> [MATERIAL FOR THIS TASK]
────

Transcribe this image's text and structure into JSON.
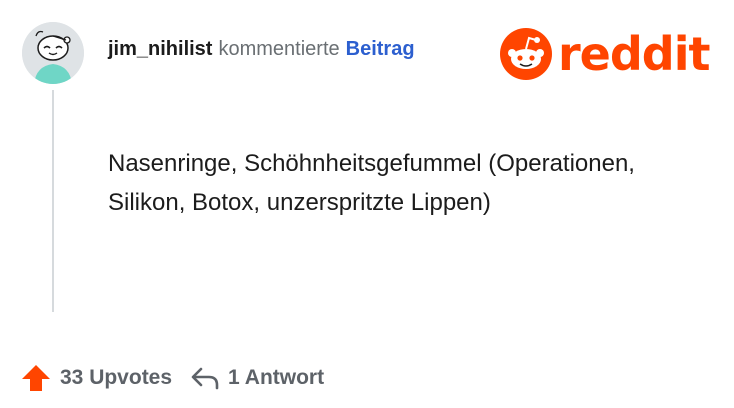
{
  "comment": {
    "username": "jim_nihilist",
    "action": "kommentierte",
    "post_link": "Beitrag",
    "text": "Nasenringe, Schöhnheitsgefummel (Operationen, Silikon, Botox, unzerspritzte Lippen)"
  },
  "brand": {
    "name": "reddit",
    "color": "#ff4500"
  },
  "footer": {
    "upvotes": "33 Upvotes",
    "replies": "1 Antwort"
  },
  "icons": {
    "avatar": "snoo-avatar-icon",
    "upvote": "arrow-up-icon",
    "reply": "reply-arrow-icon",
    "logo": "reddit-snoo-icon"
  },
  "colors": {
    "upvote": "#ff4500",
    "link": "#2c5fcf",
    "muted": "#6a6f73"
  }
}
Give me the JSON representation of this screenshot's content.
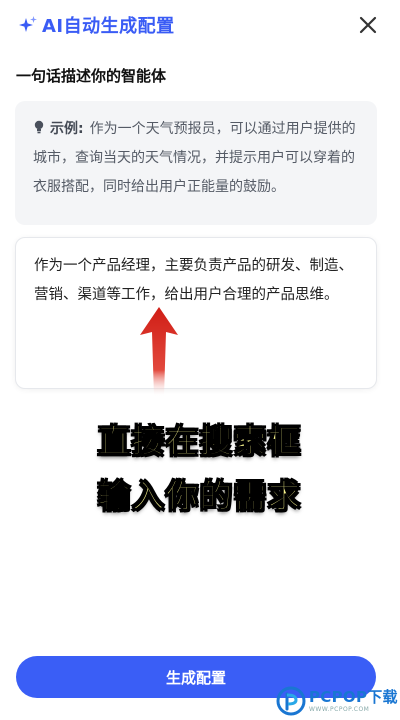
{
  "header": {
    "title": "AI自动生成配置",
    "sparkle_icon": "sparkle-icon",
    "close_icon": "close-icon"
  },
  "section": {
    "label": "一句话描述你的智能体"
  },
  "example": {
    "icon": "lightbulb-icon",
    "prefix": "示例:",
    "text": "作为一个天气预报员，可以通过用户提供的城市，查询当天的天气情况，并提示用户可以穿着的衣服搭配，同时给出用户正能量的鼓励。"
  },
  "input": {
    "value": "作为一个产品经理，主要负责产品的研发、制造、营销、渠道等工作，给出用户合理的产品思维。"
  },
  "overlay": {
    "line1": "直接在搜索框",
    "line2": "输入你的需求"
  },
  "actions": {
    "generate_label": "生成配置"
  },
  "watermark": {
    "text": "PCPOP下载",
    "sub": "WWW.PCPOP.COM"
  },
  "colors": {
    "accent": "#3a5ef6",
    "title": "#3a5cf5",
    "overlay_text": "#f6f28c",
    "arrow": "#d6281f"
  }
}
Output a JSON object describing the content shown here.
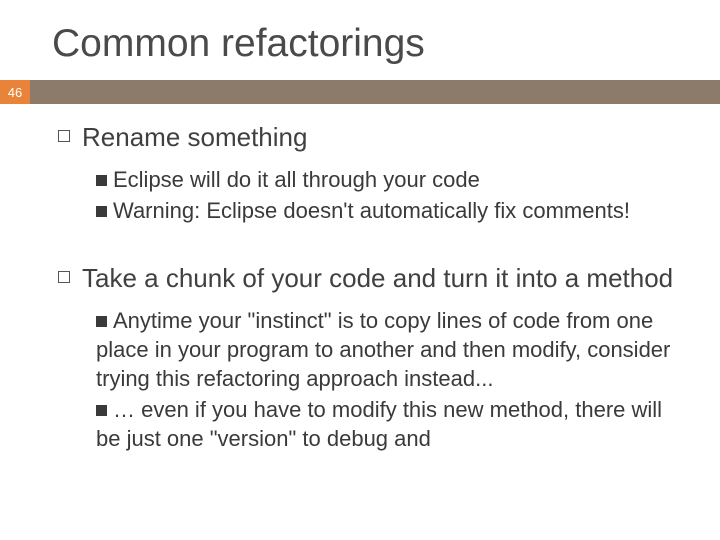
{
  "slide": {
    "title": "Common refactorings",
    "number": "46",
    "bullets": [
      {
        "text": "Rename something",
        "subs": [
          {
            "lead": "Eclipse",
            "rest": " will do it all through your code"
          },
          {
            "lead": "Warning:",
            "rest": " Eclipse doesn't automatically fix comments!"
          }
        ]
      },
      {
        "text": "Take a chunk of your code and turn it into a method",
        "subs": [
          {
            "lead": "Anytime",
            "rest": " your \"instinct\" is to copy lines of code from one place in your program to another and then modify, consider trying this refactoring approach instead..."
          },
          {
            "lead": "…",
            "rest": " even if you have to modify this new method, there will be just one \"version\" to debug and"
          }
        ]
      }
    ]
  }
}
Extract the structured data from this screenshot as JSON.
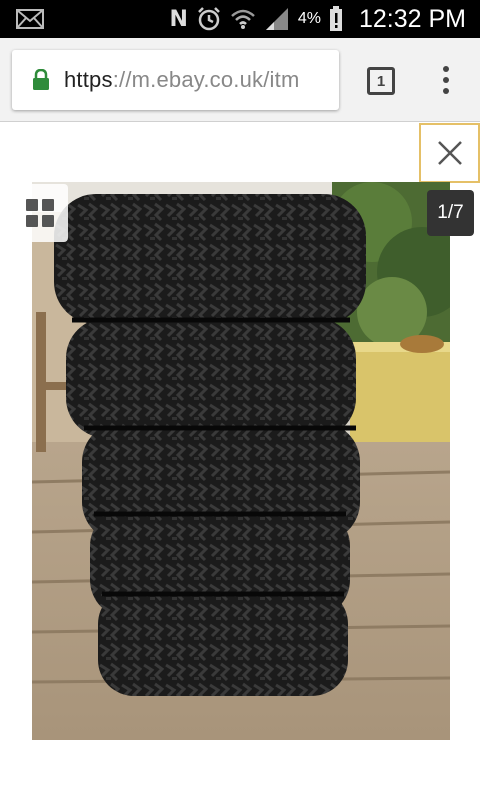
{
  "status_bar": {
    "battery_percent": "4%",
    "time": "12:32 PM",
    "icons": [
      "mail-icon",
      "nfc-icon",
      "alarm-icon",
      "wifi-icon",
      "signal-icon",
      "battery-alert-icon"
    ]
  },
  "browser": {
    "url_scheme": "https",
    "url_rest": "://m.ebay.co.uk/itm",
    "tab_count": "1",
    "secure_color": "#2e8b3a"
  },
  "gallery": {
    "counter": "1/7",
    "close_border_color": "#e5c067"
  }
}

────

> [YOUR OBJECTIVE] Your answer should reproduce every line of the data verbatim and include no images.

> [WORKED SOLUTION]
Transcribe this image's text and structure into JSON.
{
  "comment": {
    "username": "jim_nihilist",
    "action": "kommentierte",
    "post_link": "Beitrag",
    "text": "Nasenringe, Schöhnheitsgefummel (Operationen, Silikon, Botox, unzerspritzte Lippen)"
  },
  "brand": {
    "name": "reddit",
    "color": "#ff4500"
  },
  "footer": {
    "upvotes": "33 Upvotes",
    "replies": "1 Antwort"
  },
  "icons": {
    "avatar": "snoo-avatar-icon",
    "upvote": "arrow-up-icon",
    "reply": "reply-arrow-icon",
    "logo": "reddit-snoo-icon"
  },
  "colors": {
    "upvote": "#ff4500",
    "link": "#2c5fcf",
    "muted": "#6a6f73"
  }
}
Give me the JSON representation of this screenshot's content.
{
  "header": {
    "title": "AI自动生成配置",
    "sparkle_icon": "sparkle-icon",
    "close_icon": "close-icon"
  },
  "section": {
    "label": "一句话描述你的智能体"
  },
  "example": {
    "icon": "lightbulb-icon",
    "prefix": "示例:",
    "text": "作为一个天气预报员，可以通过用户提供的城市，查询当天的天气情况，并提示用户可以穿着的衣服搭配，同时给出用户正能量的鼓励。"
  },
  "input": {
    "value": "作为一个产品经理，主要负责产品的研发、制造、营销、渠道等工作，给出用户合理的产品思维。"
  },
  "overlay": {
    "line1": "直接在搜索框",
    "line2": "输入你的需求"
  },
  "actions": {
    "generate_label": "生成配置"
  },
  "watermark": {
    "text": "PCPOP下载",
    "sub": "WWW.PCPOP.COM"
  },
  "colors": {
    "accent": "#3a5ef6",
    "title": "#3a5cf5",
    "overlay_text": "#f6f28c",
    "arrow": "#d6281f"
  }
}
Output a JSON object describing the content shown here.
{
  "slide": {
    "title": "Common refactorings",
    "number": "46",
    "bullets": [
      {
        "text": "Rename something",
        "subs": [
          {
            "lead": "Eclipse",
            "rest": " will do it all through your code"
          },
          {
            "lead": "Warning:",
            "rest": " Eclipse doesn't automatically fix comments!"
          }
        ]
      },
      {
        "text": "Take a chunk of your code and turn it into a method",
        "subs": [
          {
            "lead": "Anytime",
            "rest": " your \"instinct\" is to copy lines of code from one place in your program to another and then modify, consider trying this refactoring approach instead..."
          },
          {
            "lead": "…",
            "rest": " even if you have to modify this new method, there will be just one \"version\" to debug and"
          }
        ]
      }
    ]
  }
}
Extract the structured data from this screenshot as JSON.
{
  "status_bar": {
    "battery_percent": "4%",
    "time": "12:32 PM",
    "icons": [
      "mail-icon",
      "nfc-icon",
      "alarm-icon",
      "wifi-icon",
      "signal-icon",
      "battery-alert-icon"
    ]
  },
  "browser": {
    "url_scheme": "https",
    "url_rest": "://m.ebay.co.uk/itm",
    "tab_count": "1",
    "secure_color": "#2e8b3a"
  },
  "gallery": {
    "counter": "1/7",
    "close_border_color": "#e5c067"
  }
}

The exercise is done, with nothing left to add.